**To do**
Write the listing below out again word for word, without a single picture.

═══ Records supplied ═══

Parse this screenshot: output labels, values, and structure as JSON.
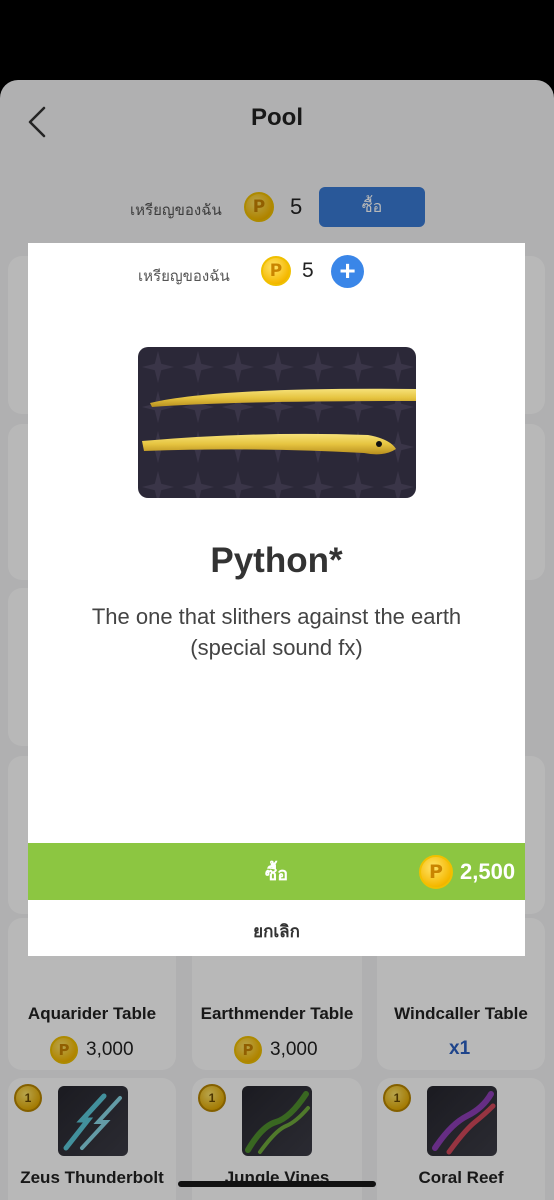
{
  "header": {
    "title": "Pool"
  },
  "balance": {
    "label": "เหรียญของฉัน",
    "count": "5",
    "buy_label": "ซื้อ",
    "coin_glyph": "P"
  },
  "grid": {
    "row1": [
      {
        "name": "Aquarider Table",
        "price": "3,000"
      },
      {
        "name": "Earthmender Table",
        "price": "3,000"
      },
      {
        "name": "Windcaller Table",
        "qty": "x1"
      }
    ],
    "row2": [
      {
        "name": "Zeus Thunderbolt",
        "badge": "1"
      },
      {
        "name": "Jungle Vines",
        "badge": "1"
      },
      {
        "name": "Coral Reef",
        "badge": "1"
      }
    ]
  },
  "modal": {
    "balance_label": "เหรียญของฉัน",
    "balance_count": "5",
    "plus": "+",
    "item_title": "Python*",
    "item_desc": "The one that slithers against the earth (special sound fx)",
    "buy_label": "ซื้อ",
    "price": "2,500",
    "cancel_label": "ยกเลิก"
  },
  "colors": {
    "accent_blue": "#3a7bd5",
    "buy_green": "#8cc641",
    "coin_gold": "#f5b800"
  }
}
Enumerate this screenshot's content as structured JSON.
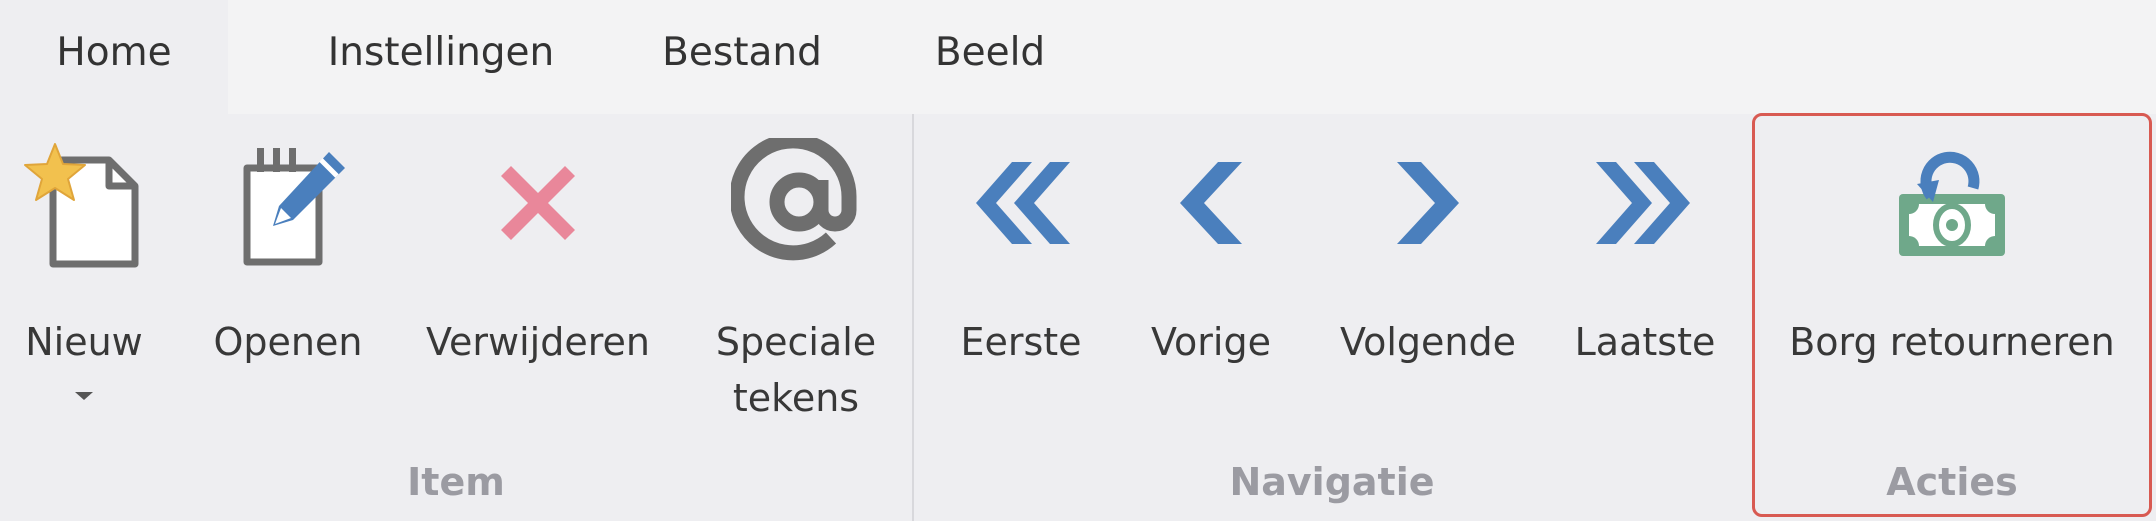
{
  "tabs": [
    {
      "label": "Home",
      "active": true
    },
    {
      "label": "Instellingen",
      "active": false
    },
    {
      "label": "Bestand",
      "active": false
    },
    {
      "label": "Beeld",
      "active": false
    }
  ],
  "groups": {
    "item": {
      "label": "Item",
      "buttons": {
        "nieuw": {
          "label": "Nieuw",
          "icon": "new-document-star-icon"
        },
        "openen": {
          "label": "Openen",
          "icon": "notepad-pencil-icon"
        },
        "verwijderen": {
          "label": "Verwijderen",
          "icon": "delete-x-icon"
        },
        "speciale_tekens": {
          "label": "Speciale\ntekens",
          "icon": "at-sign-icon"
        }
      }
    },
    "navigatie": {
      "label": "Navigatie",
      "buttons": {
        "eerste": {
          "label": "Eerste",
          "icon": "double-chevron-left-icon"
        },
        "vorige": {
          "label": "Vorige",
          "icon": "chevron-left-icon"
        },
        "volgende": {
          "label": "Volgende",
          "icon": "chevron-right-icon"
        },
        "laatste": {
          "label": "Laatste",
          "icon": "double-chevron-right-icon"
        }
      }
    },
    "acties": {
      "label": "Acties",
      "buttons": {
        "borg_retourneren": {
          "label": "Borg retourneren",
          "icon": "money-return-icon"
        }
      }
    }
  },
  "colors": {
    "nav_blue": "#4a7fbd",
    "delete_red": "#e9879a",
    "money_green": "#6fa88a",
    "star_gold": "#f2c14e",
    "icon_gray": "#6e6e6e",
    "highlight_border": "#d85a52"
  }
}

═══

**Answer to this problem**
Parse this screenshot: output labels, values, and structure as JSON.
{
  "header": {
    "title": "Pool"
  },
  "balance": {
    "label": "เหรียญของฉัน",
    "count": "5",
    "buy_label": "ซื้อ",
    "coin_glyph": "P"
  },
  "grid": {
    "row1": [
      {
        "name": "Aquarider Table",
        "price": "3,000"
      },
      {
        "name": "Earthmender Table",
        "price": "3,000"
      },
      {
        "name": "Windcaller Table",
        "qty": "x1"
      }
    ],
    "row2": [
      {
        "name": "Zeus Thunderbolt",
        "badge": "1"
      },
      {
        "name": "Jungle Vines",
        "badge": "1"
      },
      {
        "name": "Coral Reef",
        "badge": "1"
      }
    ]
  },
  "modal": {
    "balance_label": "เหรียญของฉัน",
    "balance_count": "5",
    "plus": "+",
    "item_title": "Python*",
    "item_desc": "The one that slithers against the earth (special sound fx)",
    "buy_label": "ซื้อ",
    "price": "2,500",
    "cancel_label": "ยกเลิก"
  },
  "colors": {
    "accent_blue": "#3a7bd5",
    "buy_green": "#8cc641",
    "coin_gold": "#f5b800"
  }
}
Enumerate this screenshot's content as structured JSON.
{
  "tabs": [
    {
      "label": "Home",
      "active": true
    },
    {
      "label": "Instellingen",
      "active": false
    },
    {
      "label": "Bestand",
      "active": false
    },
    {
      "label": "Beeld",
      "active": false
    }
  ],
  "groups": {
    "item": {
      "label": "Item",
      "buttons": {
        "nieuw": {
          "label": "Nieuw",
          "icon": "new-document-star-icon"
        },
        "openen": {
          "label": "Openen",
          "icon": "notepad-pencil-icon"
        },
        "verwijderen": {
          "label": "Verwijderen",
          "icon": "delete-x-icon"
        },
        "speciale_tekens": {
          "label": "Speciale\ntekens",
          "icon": "at-sign-icon"
        }
      }
    },
    "navigatie": {
      "label": "Navigatie",
      "buttons": {
        "eerste": {
          "label": "Eerste",
          "icon": "double-chevron-left-icon"
        },
        "vorige": {
          "label": "Vorige",
          "icon": "chevron-left-icon"
        },
        "volgende": {
          "label": "Volgende",
          "icon": "chevron-right-icon"
        },
        "laatste": {
          "label": "Laatste",
          "icon": "double-chevron-right-icon"
        }
      }
    },
    "acties": {
      "label": "Acties",
      "buttons": {
        "borg_retourneren": {
          "label": "Borg retourneren",
          "icon": "money-return-icon"
        }
      }
    }
  },
  "colors": {
    "nav_blue": "#4a7fbd",
    "delete_red": "#e9879a",
    "money_green": "#6fa88a",
    "star_gold": "#f2c14e",
    "icon_gray": "#6e6e6e",
    "highlight_border": "#d85a52"
  }
}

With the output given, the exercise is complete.